Dateline: Guangzhou, China
What’s a better investment, precious metals or blue chip stocks? Commodities, or rental property in Panama? Farmland, or collectable art?
Many millions of words have already, and are yet to be, written on the analysis of those investments and hundreds of others. Of course, there is rarely a definitive answer to what is “best” because there are many variables and inherent assumptions, and also personal preferences and priorities of the individual investors.
But there’s another form of investment that pays an intangible dividend and could be argued is the greatest investment possible: An investment in your personal happiness.
Several studies have examined the so-called Easterlin Paradox which basically argues that the things purchased with a rising income deliver disproportionately less happiness. Stated another way, one automobile might bring you considerable happiness, but a ninth car in your garage will bring less.
Having $100,000 liquid cash in a safe place will make you happy, but having $150,000 won’t make you 50% more happy.
A corollary of this phenomenon is that if, instead of buying a ninth automobile, we use that same amount of money to purchase an intangible experience we ultimately rank that experience as far more valuable and for a longer period of time.
According to research, learning a new skill, like sailing, a foreign language, pottery making, becoming a pilot, traveling, or composing music will deliver more happiness than physical possessions will.
Being an expat is an investment in yourself.
This is a phenomenon that many expats have discovered empirically, without the academic investigation and rigor. Expats automatically make an investment in their own happiness.
I don’t mean because they move their income and assets to safer places, although that’s also something that increases their peace of mind and therefore their happiness. I mean that they thrust themselves into a higher level of adventure.
Expats see more interesting places, have conversations with more interesting people, try more new things, and have more new experiences.
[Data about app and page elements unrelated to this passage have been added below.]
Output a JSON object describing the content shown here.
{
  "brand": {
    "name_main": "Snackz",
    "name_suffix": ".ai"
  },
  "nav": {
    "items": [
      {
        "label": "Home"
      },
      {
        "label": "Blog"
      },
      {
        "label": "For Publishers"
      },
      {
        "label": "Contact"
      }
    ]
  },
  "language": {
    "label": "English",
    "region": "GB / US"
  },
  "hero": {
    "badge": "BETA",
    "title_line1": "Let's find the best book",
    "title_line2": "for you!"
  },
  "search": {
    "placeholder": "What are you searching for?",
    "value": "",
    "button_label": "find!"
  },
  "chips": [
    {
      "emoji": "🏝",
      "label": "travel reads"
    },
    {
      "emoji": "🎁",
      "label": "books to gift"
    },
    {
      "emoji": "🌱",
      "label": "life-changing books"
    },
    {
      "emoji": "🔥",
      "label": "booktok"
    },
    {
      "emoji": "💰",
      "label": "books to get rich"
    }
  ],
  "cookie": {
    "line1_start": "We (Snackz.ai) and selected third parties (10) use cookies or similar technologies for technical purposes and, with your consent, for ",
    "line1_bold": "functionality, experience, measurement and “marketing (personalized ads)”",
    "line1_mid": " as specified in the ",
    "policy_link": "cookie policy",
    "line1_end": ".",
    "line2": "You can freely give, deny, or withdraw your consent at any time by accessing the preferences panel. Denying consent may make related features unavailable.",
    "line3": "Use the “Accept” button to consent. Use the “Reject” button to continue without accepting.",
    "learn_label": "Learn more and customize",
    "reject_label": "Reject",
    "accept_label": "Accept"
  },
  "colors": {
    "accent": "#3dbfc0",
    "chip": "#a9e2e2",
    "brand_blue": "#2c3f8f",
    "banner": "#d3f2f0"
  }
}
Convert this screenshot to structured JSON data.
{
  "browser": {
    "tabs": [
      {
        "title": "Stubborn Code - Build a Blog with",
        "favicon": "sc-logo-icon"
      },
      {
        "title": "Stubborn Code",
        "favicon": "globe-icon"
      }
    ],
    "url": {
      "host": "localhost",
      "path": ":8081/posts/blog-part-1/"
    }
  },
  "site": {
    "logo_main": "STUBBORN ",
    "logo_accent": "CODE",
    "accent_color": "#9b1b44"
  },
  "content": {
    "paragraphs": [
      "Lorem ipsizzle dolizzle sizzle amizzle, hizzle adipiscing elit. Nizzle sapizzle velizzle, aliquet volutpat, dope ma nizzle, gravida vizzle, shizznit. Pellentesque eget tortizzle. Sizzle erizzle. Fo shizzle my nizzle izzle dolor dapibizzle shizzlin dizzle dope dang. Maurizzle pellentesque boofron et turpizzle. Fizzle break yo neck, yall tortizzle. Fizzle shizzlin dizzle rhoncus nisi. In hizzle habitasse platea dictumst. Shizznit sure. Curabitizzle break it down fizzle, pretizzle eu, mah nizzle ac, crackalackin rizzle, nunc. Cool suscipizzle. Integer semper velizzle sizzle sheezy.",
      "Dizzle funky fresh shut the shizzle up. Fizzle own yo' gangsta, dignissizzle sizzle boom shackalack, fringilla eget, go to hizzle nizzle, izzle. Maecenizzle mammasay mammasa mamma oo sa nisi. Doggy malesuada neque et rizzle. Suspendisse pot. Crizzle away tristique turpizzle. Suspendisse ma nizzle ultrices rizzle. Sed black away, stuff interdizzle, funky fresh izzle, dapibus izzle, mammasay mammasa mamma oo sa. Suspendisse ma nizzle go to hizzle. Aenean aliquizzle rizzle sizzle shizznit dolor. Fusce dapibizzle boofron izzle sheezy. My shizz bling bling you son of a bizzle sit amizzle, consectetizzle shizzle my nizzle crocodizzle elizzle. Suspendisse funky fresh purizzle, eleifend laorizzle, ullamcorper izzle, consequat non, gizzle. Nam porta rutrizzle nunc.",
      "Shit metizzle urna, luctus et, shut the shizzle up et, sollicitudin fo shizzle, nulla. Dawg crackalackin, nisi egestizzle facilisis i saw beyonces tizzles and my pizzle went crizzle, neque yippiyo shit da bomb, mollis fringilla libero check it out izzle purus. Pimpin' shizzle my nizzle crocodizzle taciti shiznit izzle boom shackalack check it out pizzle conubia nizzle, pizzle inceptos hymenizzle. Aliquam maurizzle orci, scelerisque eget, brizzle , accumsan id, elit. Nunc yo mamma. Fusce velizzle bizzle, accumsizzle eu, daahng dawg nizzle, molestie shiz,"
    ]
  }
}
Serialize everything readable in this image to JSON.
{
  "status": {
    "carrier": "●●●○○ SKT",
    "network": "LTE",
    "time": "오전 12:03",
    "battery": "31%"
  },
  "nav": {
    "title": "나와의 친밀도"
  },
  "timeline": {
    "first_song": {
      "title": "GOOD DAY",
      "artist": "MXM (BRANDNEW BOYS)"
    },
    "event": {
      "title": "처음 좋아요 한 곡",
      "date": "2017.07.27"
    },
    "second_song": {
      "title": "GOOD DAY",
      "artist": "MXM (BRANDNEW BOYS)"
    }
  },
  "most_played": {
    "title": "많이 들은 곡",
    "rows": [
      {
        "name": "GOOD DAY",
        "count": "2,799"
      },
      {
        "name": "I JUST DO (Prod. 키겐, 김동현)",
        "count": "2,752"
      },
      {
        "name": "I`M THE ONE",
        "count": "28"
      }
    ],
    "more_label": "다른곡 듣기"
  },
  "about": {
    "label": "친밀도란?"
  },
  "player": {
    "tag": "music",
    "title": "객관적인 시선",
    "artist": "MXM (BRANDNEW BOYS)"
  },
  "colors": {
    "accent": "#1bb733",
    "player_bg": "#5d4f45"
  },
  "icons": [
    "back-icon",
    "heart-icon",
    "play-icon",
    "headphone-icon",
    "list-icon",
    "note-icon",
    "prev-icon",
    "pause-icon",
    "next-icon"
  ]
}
The truth is, not every new thing is enjoyable. But psychologists have noted that we tend to value even our negative experiences as time goes by. That scary experience turns into a great story to tell, or a reassuring mile marker of when our character was built up another notch because of the trial. So virtually every adventure ultimately delivers a profit.
Many happy memories have the characteristic of becoming even more cherished and valuable to us over time. Every traveler has experienced returning to some location from a previous visit only to find that things have changed. Hotels are different, restaurants are gone, opportunities are no longer available and suddenly our old experience takes on increased value.
Moreover, most experiences involve interaction with new people, which means expats increase their connections with others. Some of these connections evolve into valuable friendships that further increase our happiness. Since many of these new friends come from different countries and cultures, we receive an enrichment in our perspective that isn’t as likely to happen when we make a new friend in our hometown.
It’s virtually impossible to find a person who says, “I spent many years traveling the world and living in several countries but I really wish I hadn’t.” It’s well established that people who travel and live abroad value the experiences enormously and for the rest of their lives. There are thousands of “things” you can invest in. There are many thousands more you can buy just to make yourself happy.
But very few have the long-term track record of delivering returns of maximum happiness and satisfaction that carefully selected personal experiences can deliver.
A satisfying personal experience and the enduring happiness it creates can’t be taxed. It can’t be regulated. And it can’t be confiscated. That’s what I call a good investment.